B-segment sedan becomes cheaper in price thanks to new turbo engine improving fuel economy and lowering CO2 emissions.
When Honda developed today’s Civic and Accord sedans, the Japanese carmaker gave both of them fastback-like profiles so that they can shed some conservatism amid the SUV brouhaha.
But that hasn’t happened in the latest City sedan, seen here in all-new form for the first time ever. Apparently, Honda has been cautious with what it describes as one of its most important models developed for emerging markets.
As ever, the fifth-generation City features a classic three-box silhouette to match other B-segment players like the Mazda 2, Mitsubishi Attrage, Nissan Almera, Suzuki Ciaz and Toyota Yaris Ativ.

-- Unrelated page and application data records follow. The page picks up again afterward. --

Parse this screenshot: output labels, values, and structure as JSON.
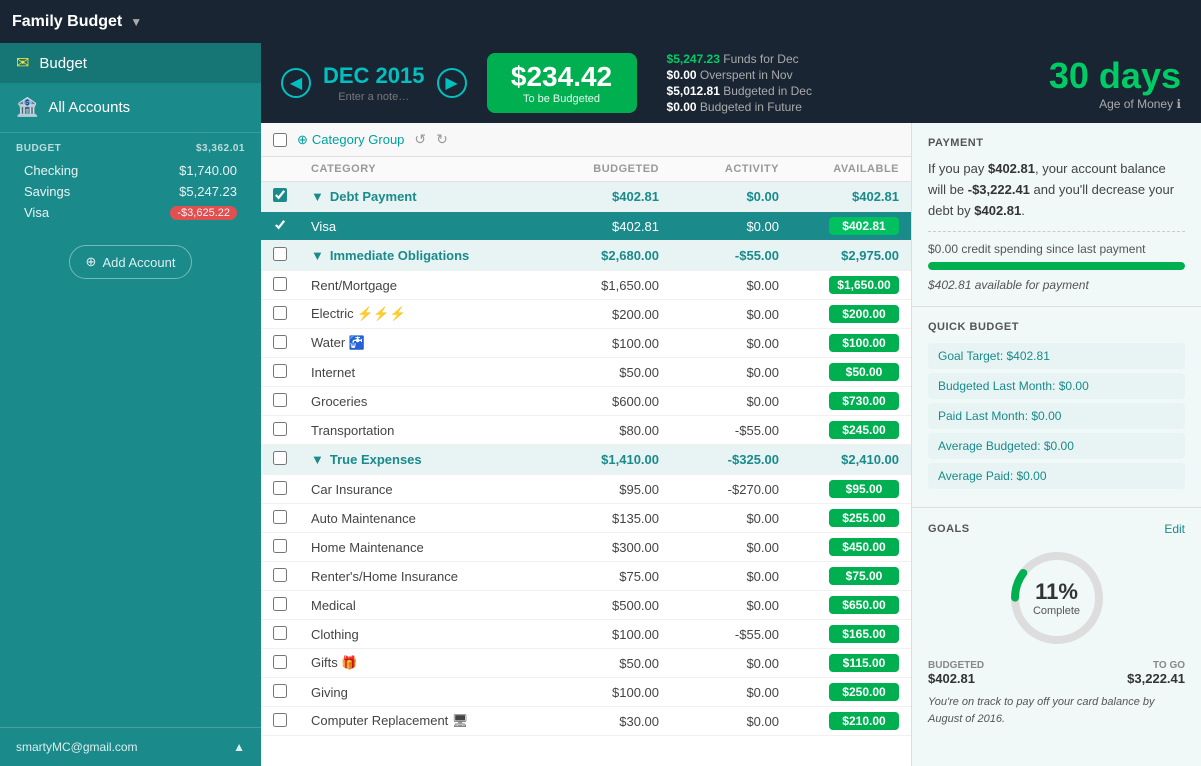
{
  "app": {
    "title": "Family Budget",
    "dropdown_icon": "▼"
  },
  "header": {
    "month": "DEC 2015",
    "month_note": "Enter a note…",
    "to_budget_amount": "$234.42",
    "to_budget_label": "To be Budgeted",
    "stats": [
      {
        "label": "Funds for Dec",
        "value": "$5,247.23",
        "color": "green"
      },
      {
        "label": "Overspent in Nov",
        "value": "$0.00",
        "color": "white"
      },
      {
        "label": "Budgeted in Dec",
        "value": "$5,012.81",
        "color": "white"
      },
      {
        "label": "Budgeted in Future",
        "value": "$0.00",
        "color": "white"
      }
    ],
    "age_of_money": "30 days",
    "age_label": "Age of Money ℹ"
  },
  "sidebar": {
    "budget_label": "Budget",
    "all_accounts_label": "All Accounts",
    "accounts_group": "BUDGET",
    "accounts_group_total": "$3,362.01",
    "accounts": [
      {
        "name": "Checking",
        "balance": "$1,740.00",
        "negative": false
      },
      {
        "name": "Savings",
        "balance": "$5,247.23",
        "negative": false
      },
      {
        "name": "Visa",
        "balance": "-$3,625.22",
        "negative": true
      }
    ],
    "add_account_label": "Add Account",
    "footer_email": "smartyMC@gmail.com"
  },
  "toolbar": {
    "category_group_label": "Category Group"
  },
  "table": {
    "columns": [
      "CATEGORY",
      "BUDGETED",
      "ACTIVITY",
      "AVAILABLE"
    ],
    "groups": [
      {
        "name": "Debt Payment",
        "budgeted": "$402.81",
        "activity": "$0.00",
        "available": "$402.81",
        "checked": true,
        "items": [
          {
            "name": "Visa",
            "budgeted": "$402.81",
            "activity": "$0.00",
            "available": "$402.81",
            "checked": true
          }
        ]
      },
      {
        "name": "Immediate Obligations",
        "budgeted": "$2,680.00",
        "activity": "-$55.00",
        "available": "$2,975.00",
        "checked": false,
        "items": [
          {
            "name": "Rent/Mortgage",
            "budgeted": "$1,650.00",
            "activity": "$0.00",
            "available": "$1,650.00",
            "checked": false
          },
          {
            "name": "Electric ⚡⚡⚡",
            "budgeted": "$200.00",
            "activity": "$0.00",
            "available": "$200.00",
            "checked": false
          },
          {
            "name": "Water 🚰",
            "budgeted": "$100.00",
            "activity": "$0.00",
            "available": "$100.00",
            "checked": false
          },
          {
            "name": "Internet",
            "budgeted": "$50.00",
            "activity": "$0.00",
            "available": "$50.00",
            "checked": false
          },
          {
            "name": "Groceries",
            "budgeted": "$600.00",
            "activity": "$0.00",
            "available": "$730.00",
            "checked": false
          },
          {
            "name": "Transportation",
            "budgeted": "$80.00",
            "activity": "-$55.00",
            "available": "$245.00",
            "checked": false
          }
        ]
      },
      {
        "name": "True Expenses",
        "budgeted": "$1,410.00",
        "activity": "-$325.00",
        "available": "$2,410.00",
        "checked": false,
        "items": [
          {
            "name": "Car Insurance",
            "budgeted": "$95.00",
            "activity": "-$270.00",
            "available": "$95.00",
            "checked": false
          },
          {
            "name": "Auto Maintenance",
            "budgeted": "$135.00",
            "activity": "$0.00",
            "available": "$255.00",
            "checked": false
          },
          {
            "name": "Home Maintenance",
            "budgeted": "$300.00",
            "activity": "$0.00",
            "available": "$450.00",
            "checked": false
          },
          {
            "name": "Renter's/Home Insurance",
            "budgeted": "$75.00",
            "activity": "$0.00",
            "available": "$75.00",
            "checked": false
          },
          {
            "name": "Medical",
            "budgeted": "$500.00",
            "activity": "$0.00",
            "available": "$650.00",
            "checked": false
          },
          {
            "name": "Clothing",
            "budgeted": "$100.00",
            "activity": "-$55.00",
            "available": "$165.00",
            "checked": false
          },
          {
            "name": "Gifts 🎁",
            "budgeted": "$50.00",
            "activity": "$0.00",
            "available": "$115.00",
            "checked": false
          },
          {
            "name": "Giving",
            "budgeted": "$100.00",
            "activity": "$0.00",
            "available": "$250.00",
            "checked": false
          },
          {
            "name": "Computer Replacement 🖥",
            "budgeted": "$30.00",
            "activity": "$0.00",
            "available": "$210.00",
            "checked": false
          }
        ]
      }
    ]
  },
  "right_panel": {
    "payment": {
      "title": "PAYMENT",
      "text_part1": "If you pay ",
      "amount": "$402.81",
      "text_part2": ", your account balance will be ",
      "balance": "-$3,222.41",
      "text_part3": " and you'll decrease your debt by ",
      "decrease": "$402.81",
      "text_part4": ".",
      "credit_text": "$0.00 credit spending since last payment",
      "progress_pct": 100,
      "avail_text": "$402.81 available for payment"
    },
    "quick_budget": {
      "title": "QUICK BUDGET",
      "rows": [
        {
          "label": "Goal Target: $402.81"
        },
        {
          "label": "Budgeted Last Month: $0.00"
        },
        {
          "label": "Paid Last Month: $0.00"
        },
        {
          "label": "Average Budgeted: $0.00"
        },
        {
          "label": "Average Paid: $0.00"
        }
      ]
    },
    "goals": {
      "title": "GOALS",
      "edit_label": "Edit",
      "percent": "11",
      "complete_label": "Complete",
      "budgeted_label": "BUDGETED",
      "budgeted_value": "$402.81",
      "to_go_label": "TO GO",
      "to_go_value": "$3,222.41",
      "track_text": "You're on track to pay off your card balance by August of 2016."
    }
  }
}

For the first time, the City comes with the RS package for sporty palates. Like in other models, the City RS has been made special visually with black-coloured bits.
The City’s cabin has been made tidier in design and features a new infotainment system handling various functions and connectivity.
Honda hasn’t revealed any dimensions of the body and details about the mechanical underpinnings yet, although it’s understood to share a platform with the new Jazz that was just launched in Japan last month.
Powering the City is 1.0-litre three-cylinder petrol-turbo engine developing 122hp at 5,500rpm and 173Nm of torque between 2,000-4,500rpm. The CVT automatic has seven-speed manual mode and helps the City achieve 23.8kpl on the combined cycle and less than 100g/km of CO2.
The previous City has 1.5-litre non-turbo motor producing 117hp at 6,000rpm and 146Nm of 4,700. Average fuel consumption was a far lower 17.9kpl and CO2 emissions a higher 133g/km.
So despite its super-evolutionary design, the City’s powertrain has improved by a considerable margin in terms of power, overtaking punch (higher torque), fuel economy and CO2 emissions.
A main reason is Honda’s aspiration to make the City attract Ecocar II rules (the City never was tailored for Ecocar I, unlike the unsuccessful Brio Amaze A-segment sedan). As a result, excise tax for the City has dropped from 20% down to 12%.
So it must be cheaper in price…
Yes it is. The entry-level S trim costs 579,000 baht (10k less), V 609,000 baht (40k less) and SV 665,000 baht (71k less). All have six airbags, with the range-topper getting the most in driver-assist tech. The style-led RS goes for 739,000 baht.
This should be good news for sedan buyers on a budget. Apart from being priced on par with all of its competitors (with only the Almera having turbo tech to match), the new City looks good value with strong brand credentials.
Writer: Richard Leu